Three days left in 2016 and five songs left to examine from this year's holiday mix, so let's have at it!
The Christmas Song, by Natalie and Nat "King" Cole (1998)
We seem to have lost an awful lot of entertainers and cultural icons this year; in fact, I'm beginning to brace myself each time I look at the news for fear of hearing about another death. Singer George Michael died on Christmas Day, followed by Carrie Fisher yesterday, and, remarkably, Fisher's mother, Debbie Reynolds, this afternoon. It seems kind of odd sometimes to feel so affected by the passing of some celebrity we never met and know so little about, especially when so many very special unsung heroes and non-celebrities die without any fanfare nearly every day. But many of the popular entertainers whose deaths attract wide notice have become a common point of reference whose works serve as mileposts as make our own clumsy ways through life, "I remember seeing her first movie in college," we might think, or "I remember listening to her music when we drove up the coast that summer." Well, we've lost too many this year, and I'm afraid we'll need to get used it with so many from the post-WW II generation entering their 70s and 80s.
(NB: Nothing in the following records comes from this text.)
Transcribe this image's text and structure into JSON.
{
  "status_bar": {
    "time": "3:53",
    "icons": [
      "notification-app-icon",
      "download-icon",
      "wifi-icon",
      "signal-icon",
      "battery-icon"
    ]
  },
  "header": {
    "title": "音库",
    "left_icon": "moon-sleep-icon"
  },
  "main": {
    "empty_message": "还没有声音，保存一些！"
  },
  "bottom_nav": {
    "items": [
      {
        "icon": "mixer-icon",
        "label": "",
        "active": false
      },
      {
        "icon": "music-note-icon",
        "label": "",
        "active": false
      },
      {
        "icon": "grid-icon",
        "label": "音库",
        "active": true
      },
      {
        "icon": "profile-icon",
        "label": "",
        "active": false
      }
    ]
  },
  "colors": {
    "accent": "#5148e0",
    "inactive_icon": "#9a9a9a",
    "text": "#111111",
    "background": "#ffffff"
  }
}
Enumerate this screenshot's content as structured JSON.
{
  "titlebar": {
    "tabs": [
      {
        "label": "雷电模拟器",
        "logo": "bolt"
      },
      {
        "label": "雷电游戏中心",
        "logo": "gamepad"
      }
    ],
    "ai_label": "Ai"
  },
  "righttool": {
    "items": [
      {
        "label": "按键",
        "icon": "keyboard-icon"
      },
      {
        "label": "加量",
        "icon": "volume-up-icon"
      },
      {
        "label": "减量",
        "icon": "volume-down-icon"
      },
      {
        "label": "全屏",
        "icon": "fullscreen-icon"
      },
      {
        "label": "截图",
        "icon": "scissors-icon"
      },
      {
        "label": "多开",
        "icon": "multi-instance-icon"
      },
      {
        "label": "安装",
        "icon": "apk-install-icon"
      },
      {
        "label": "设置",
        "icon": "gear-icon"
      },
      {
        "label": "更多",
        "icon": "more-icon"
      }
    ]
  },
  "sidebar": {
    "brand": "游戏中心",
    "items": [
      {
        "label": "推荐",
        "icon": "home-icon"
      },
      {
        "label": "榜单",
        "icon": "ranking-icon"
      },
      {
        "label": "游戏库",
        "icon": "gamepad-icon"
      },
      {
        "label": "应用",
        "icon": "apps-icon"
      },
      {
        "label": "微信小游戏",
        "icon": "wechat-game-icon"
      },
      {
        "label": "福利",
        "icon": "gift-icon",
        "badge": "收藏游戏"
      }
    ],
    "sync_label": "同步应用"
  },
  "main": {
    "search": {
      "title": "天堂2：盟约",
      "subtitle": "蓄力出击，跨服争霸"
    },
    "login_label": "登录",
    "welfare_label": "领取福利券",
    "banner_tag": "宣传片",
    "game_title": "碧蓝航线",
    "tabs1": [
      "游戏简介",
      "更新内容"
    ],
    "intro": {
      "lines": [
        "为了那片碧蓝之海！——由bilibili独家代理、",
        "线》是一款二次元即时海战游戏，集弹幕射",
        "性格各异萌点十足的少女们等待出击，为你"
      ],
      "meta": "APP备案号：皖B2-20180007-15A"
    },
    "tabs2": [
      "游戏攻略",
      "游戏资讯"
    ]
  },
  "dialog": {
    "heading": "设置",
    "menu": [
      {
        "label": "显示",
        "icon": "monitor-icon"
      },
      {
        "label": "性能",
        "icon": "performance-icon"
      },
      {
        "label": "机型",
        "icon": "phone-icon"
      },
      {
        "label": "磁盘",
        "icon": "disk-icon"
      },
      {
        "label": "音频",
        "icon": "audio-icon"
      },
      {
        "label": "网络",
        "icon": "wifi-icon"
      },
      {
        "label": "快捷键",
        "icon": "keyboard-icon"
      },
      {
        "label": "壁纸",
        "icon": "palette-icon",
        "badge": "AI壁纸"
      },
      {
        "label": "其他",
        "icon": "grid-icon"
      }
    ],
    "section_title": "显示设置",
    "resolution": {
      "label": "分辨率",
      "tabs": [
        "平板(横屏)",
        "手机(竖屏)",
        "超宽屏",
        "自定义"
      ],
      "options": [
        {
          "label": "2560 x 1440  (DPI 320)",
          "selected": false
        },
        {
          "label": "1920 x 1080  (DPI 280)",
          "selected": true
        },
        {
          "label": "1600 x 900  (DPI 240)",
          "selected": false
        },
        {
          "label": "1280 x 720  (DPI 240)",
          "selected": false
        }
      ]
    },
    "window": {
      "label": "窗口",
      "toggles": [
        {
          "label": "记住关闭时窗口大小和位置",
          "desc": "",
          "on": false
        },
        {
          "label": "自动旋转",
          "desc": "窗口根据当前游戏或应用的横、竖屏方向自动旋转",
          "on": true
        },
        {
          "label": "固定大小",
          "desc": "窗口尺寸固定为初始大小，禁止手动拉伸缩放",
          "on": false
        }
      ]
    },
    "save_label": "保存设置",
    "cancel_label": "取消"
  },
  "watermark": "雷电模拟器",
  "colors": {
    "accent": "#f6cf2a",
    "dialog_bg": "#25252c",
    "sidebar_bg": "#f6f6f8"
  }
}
Natalie Cole died on New Year's Eve of 2015 at the age of 65. As the daughter of popular entertainer Nat "King" Cole, Natalie's career got off to an easier start than many, and I remember her best for her first several albums, which included hits like "This Will Be," "I've Got Love on My Mind, and "Our Love." After several years of great success, however, Cole apparently become heavily involved in drugs and her career hit the skids. In time she was able to recover somewhat, although she seemed to have to struggle each step of the way. In 1991 she released an album of duets with her late father, which became her biggest record ever. This track, released in 1998, is in that mold. "The Christmas Song" has been released by hundreds of different artists, but it will always remain most closely associated with Nat "King" Cole, which is a big part of the reason this version is so special.
Listen to "The Christmas Song" by Natalie and Nat "King" Cole
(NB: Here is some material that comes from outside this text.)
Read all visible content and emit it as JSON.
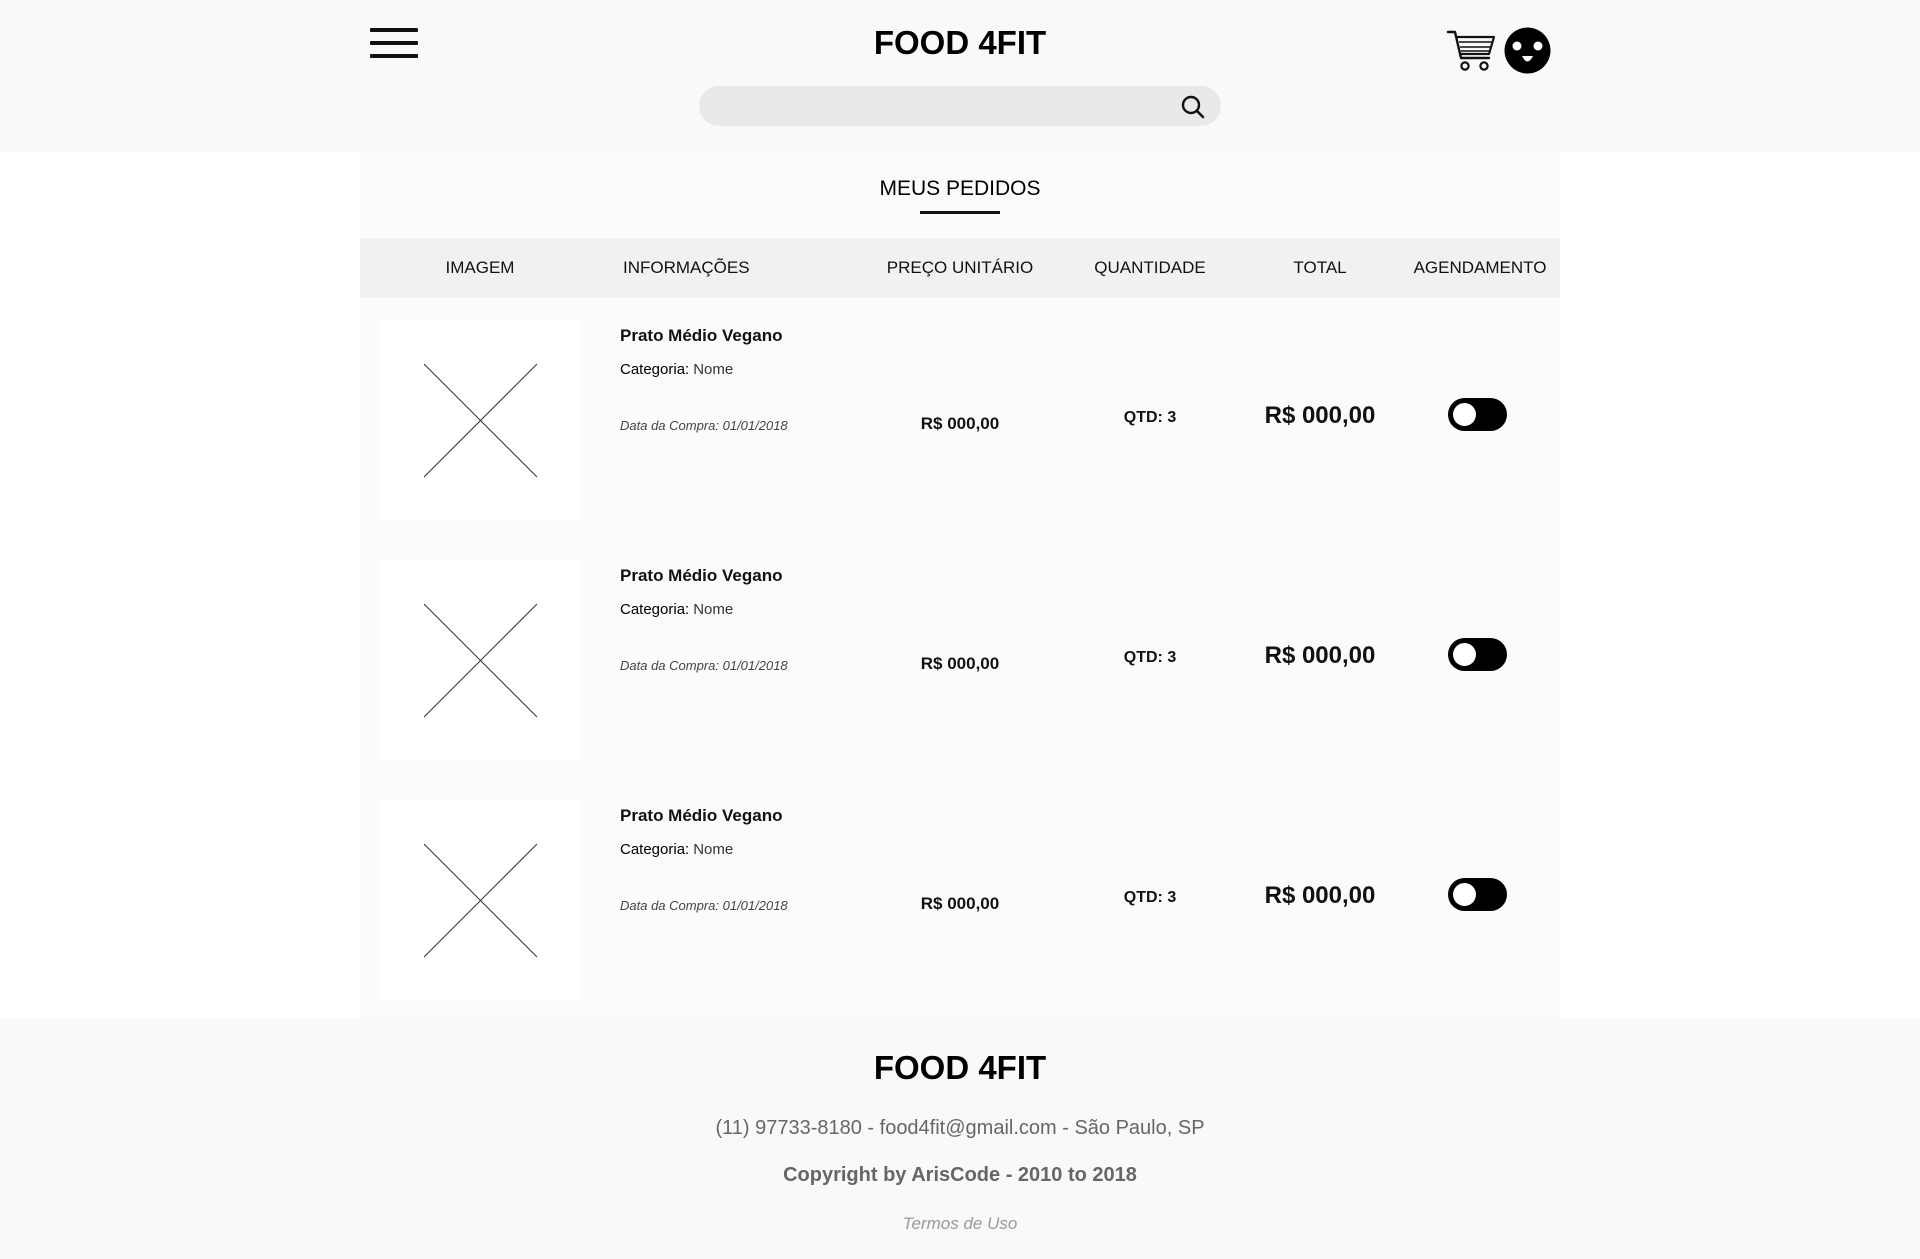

O Come, O Come Emmanuel, Tyler Joseph (2013)
My friend Eddie turned me on to Tyler Joseph and his band TWENTY ØNE PILØTS shortly after the release of their first major label album last year, and they quickly became one of my very favorite groups. The band originated in Columbus, Ohio in 2009 as a collaboration between Joseph and two college friends. In 2011, the two friends were replaced by drummer Josh Dunn, and it's remained a two-person operation ever since. After self-releasing a variety of material and touring for several years, the band signed with Fueled by Ramen, a subsidiary of Atlantic Records. They've released two albums for the label thus far, the first of which, Vessel, was well-reviewed and attracted considerable notice. Additional interest was generated by the group's busy touring schedule, so that by the time they released their second major studio effort, Blurryface, in May 2015, it debuted at #1 on the Billboard Top 200.
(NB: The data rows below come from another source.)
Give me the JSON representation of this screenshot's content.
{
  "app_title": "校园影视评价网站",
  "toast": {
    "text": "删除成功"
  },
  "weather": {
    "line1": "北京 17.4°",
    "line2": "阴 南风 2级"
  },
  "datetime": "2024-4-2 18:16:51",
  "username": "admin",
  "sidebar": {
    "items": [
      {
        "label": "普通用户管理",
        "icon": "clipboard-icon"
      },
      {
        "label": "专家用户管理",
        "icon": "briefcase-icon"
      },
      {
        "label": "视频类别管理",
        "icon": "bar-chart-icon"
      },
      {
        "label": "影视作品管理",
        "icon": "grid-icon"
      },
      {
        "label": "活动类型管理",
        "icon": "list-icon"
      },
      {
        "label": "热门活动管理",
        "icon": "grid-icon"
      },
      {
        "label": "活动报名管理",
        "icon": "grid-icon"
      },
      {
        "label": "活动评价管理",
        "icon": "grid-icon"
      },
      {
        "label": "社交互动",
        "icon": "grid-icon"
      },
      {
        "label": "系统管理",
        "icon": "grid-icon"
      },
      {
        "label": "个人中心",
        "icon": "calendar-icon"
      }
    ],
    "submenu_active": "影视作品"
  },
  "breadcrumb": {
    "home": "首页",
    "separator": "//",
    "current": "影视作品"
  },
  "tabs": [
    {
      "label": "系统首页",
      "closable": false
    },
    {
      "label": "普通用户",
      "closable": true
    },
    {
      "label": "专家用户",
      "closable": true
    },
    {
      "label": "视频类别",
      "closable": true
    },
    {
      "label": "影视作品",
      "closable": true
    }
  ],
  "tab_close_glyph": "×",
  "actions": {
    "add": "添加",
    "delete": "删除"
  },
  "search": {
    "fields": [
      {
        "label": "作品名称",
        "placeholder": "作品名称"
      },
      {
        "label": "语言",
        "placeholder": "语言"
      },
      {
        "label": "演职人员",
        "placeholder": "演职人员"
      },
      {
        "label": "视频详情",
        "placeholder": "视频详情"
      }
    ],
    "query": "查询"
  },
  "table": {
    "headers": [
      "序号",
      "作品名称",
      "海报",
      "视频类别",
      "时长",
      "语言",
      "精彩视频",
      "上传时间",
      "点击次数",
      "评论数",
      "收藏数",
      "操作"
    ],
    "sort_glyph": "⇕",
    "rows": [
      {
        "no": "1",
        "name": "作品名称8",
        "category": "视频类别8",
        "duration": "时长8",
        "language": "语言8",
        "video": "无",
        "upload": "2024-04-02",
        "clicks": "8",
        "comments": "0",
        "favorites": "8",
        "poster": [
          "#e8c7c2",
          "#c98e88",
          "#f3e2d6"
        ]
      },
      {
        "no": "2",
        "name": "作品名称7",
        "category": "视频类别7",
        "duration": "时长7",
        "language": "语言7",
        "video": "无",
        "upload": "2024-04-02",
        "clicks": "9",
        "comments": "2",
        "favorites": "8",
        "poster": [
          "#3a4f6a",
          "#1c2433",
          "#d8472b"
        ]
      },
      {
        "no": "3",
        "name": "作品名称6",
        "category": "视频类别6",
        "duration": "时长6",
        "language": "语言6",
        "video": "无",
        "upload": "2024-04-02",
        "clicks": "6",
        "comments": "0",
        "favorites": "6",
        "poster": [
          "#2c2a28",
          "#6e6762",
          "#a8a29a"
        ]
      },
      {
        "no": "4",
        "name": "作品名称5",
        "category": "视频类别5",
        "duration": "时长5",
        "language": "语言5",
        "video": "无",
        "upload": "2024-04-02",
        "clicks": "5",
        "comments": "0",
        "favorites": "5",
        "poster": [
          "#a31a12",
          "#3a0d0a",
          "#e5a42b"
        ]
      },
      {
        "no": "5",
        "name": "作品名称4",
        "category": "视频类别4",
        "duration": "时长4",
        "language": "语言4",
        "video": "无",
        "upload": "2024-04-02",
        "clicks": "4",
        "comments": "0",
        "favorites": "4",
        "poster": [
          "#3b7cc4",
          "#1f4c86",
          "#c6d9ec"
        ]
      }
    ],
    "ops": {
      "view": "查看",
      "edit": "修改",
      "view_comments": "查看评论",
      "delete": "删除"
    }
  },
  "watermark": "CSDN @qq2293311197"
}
This track is an excerpt from a program found on Vimeo titled "Christmas with the Stars," which appears to have been produced by the Five14 Church in New Albany, Ohio. The program is cast as old fashioned variety show, with some kidding on either end of the song between Joseph and the master of ceremonies. But there's nothing funny about the performance of the song itself, which showcases Joseph's fine voice, a quality that's sometimes overlooked in his work for TWENTY ØNE PILØTS:
For those who aren't familiar with them, here are several songs by TWENTY ØNE PILØTS:
The song "O Come, O Come Emmanuel" is a beautiful carol that appeared twice on my 2014 mix, "Is There Really a Santa Claus?" in versions by the Front Range Christian School Advance Band and Boyz II Men.
KJR Rock and Roll Christmas, Ric Hansen and Julie Miller (1975)
around — and schlock like this, which is about as edgy as a ball of yarn, simply underscores how far from its moorings commercial radio has slipped. There were lots of good independent radio stations around in the mid-'70s with announcers who had genuine personalities and playlists that reflected the popular tastes in their communities, and for all I know KJR was one of them. In fact, I've read about some of the fallout following Clear Channel's acquisition of the station several years later that suggests Hansen was a good guy with a considerable following during his tenure at the station. But I have an instinctive negative reaction to anything involving business marketing and commercial radio these days, and this track makes me gag every time I hear it. So why in the name of God did I include it in this year's mix, you ask? Well, life involves a certain amount of suffering, and why should I have to endure this on my own? When I first started these mixes at least half of the tunes I included were dreadful monstrosities a normal person could barely stomach and now we're down to only a couple of them per disc and I pulled the other one of those intended for this year's disc* at the last minute so please just listen to this, cringe with me for a moment, and be grateful for the progress we've made.
Listen to "A KJR Rock 'n Roll Christmas," by Ric Hansen and Julie Miller
*For those masochists among you, my last-minute deletion this year was "Christmas Season" by the inimitable Little Suzi, and you can listen to it HERE. Good luck to you.